by Simon Webster
In most introductory economics courses, students are presented with the idea of the public good. It usually goes something like this: a series of examples of public goods are given, often parks or street lamps or other suitably Dickensian amenities, and students are asked whether they have, in the past 7 days, made use of such things?Of course they have.
When it comes to films and television content - or any form of creative output that can be stored, duplicated and transmitted digitally - an argument can be made that they have become, to some degree, quasi-public goods.
Our society has long embraced the importance of storytelling, and the value to a culture of its people seeing lives like theirs reflected on screen, however as technology has advanced and methods of duplication and distribution have become limitless, our consumption of film and television content has run into a free rider problem.
Let's take another look at the example of film and television, through the prism of the public goods analogy. Does one person's illegal downloading of a film or a television series diminish the good in the same way that one's consumption of, say, a slice of cake diminishes the cake?
Does one person’s illegal downloading of a film or television series limit another person's ability to legally enjoy the good as would, say, one person's use of a swing set?
Are those who do not wish to pay to go see films easily excluded from downloading them?
Not at all.
Of course, some of these answers are only half true.

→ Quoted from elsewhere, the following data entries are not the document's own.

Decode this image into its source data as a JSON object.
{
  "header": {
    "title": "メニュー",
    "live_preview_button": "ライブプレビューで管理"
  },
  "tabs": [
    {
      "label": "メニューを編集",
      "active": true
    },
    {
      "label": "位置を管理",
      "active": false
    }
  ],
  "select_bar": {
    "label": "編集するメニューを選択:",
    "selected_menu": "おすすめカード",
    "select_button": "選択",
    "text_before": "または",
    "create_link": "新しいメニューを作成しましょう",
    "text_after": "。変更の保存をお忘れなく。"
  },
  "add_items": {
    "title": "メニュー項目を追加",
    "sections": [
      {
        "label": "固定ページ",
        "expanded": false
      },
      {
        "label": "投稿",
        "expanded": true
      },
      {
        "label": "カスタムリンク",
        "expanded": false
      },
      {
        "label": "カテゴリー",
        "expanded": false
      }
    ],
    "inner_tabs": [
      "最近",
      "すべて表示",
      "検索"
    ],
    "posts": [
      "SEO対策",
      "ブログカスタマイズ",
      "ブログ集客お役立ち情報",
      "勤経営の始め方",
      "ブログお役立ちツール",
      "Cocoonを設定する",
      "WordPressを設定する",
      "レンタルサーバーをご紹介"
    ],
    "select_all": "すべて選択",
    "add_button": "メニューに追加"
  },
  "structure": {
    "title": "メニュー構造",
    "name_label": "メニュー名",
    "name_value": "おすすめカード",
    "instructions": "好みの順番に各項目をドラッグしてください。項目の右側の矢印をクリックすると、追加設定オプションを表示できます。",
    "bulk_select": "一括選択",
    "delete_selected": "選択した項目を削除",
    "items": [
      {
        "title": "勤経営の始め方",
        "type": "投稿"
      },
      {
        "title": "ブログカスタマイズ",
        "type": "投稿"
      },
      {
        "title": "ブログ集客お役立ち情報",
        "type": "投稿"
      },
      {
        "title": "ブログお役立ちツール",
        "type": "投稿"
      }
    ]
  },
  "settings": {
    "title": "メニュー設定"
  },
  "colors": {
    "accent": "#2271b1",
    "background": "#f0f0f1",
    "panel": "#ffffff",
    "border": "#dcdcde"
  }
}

Whilst one person's illegal downloading of a film or a television series does not directly diminish that good, nor does it directly limit another person's ability to legally enjoy it, it may indirectly do so. These issues arise when such habits of consumption (i.e. illegal downloading) become the dominant method through which films and television series are consumed.
It is fitting that, as alluded to above, the public goods examples favoured by university lecturers often have a hint of Dickens about them, as Dickens himself as an early agitator in the push for the establishment of international recognition of copyright.
When Dickens travelled to America in 1842, he was visiting a place that did not recognise the copyright of non-residents. Fed up with being a victim of transatlantic piracy, (his novels being cheaply knocked off by American publishers, who paid no royalties for the privilege), Dickens railed against the industry and lobbied Congress for change. It was an uphill battle - Dickens' efforts, at least initially, proved fruitless, and he would return to England dejected.
In the years that followed, Dickens latched onto the personal experiences of authors such as Sir Walter Scott (who, Dickens argued, would have avoided bankruptcy, and possibly the fatal deterioration of his health, had he been paid appropriate royalties) and Captain Frederick Marryat (who, though domiciled in America, was forced to renounce his status as a British subject in order to enjoy copyright protection there) to press his case.
It was the human toll of piracy that brought the issue more squarely into frame. (Incidentally, American authors also lost out, as local readers purchased the cheap British knock-offs in place of full-priced American novels.)
In Dickens' day, to take advantage of the landlocked copyright schemes, one had to acquire a novel in England, put it on a ship for twenty days to America, transcribe its contents and then reproduce it by the thousands so that it could be sold on a profitable scale.
Today, if one wants to reproduce and transmit a film or a television series from, say, a bedroom in Sydney to a kitchen in Cape Town, a boarding house in Bengaluru, or a studio in Santiago - (or, more to the point, to all of those and more) - all one needs to do is jump on their laptop.
In the old days, American publishers would head to the docks to intercept the incoming pirated books, and British officials would confiscate American knock-offs when they presented on British soil.
The question to be answered is: how should the present day piracy of films and television series be tackled, when it's not so easy to meet the pirated goods at the dock?
The answer, I think, must be manifold, but for the purpose of this post I will argue that one way in which behaviours might be changed - (leaving aside for a minute the punitive measures of statutory penalties, or the intervention of site-blocking) - would be to think of creative output as something of a public good, in the sense that we all seem to agree that our lives are enriched by its presence.
With this in mind, there needs to be a regulatory framework that fosters and encourages the production of creative output, and protects those producers that are doing so successfully. Piracy occurs in line with demand for those products, affecting those films and television series that are doing well the most.
Whereas, in the pure public goods example, governments are often the most appropriate producers of things, here it is quite clearly the creators, the writers and directors who are already doing so who ought to continue.
The government's role should be to facilitate this continued creation by ensuring that copyright is protected, by making available grants and subsidies that are not restrictive on their recipients, by taking action against persons who are found to be pirating creative content and by ensuring that smaller producers, such as independent Australian film-makers, are given a level playing field on which to compete - they have shown that they are more than capable of doing so.
This, like a public good, would be for the benefit of all Australians.
-- Simon Webster is a Perth-based lawyer.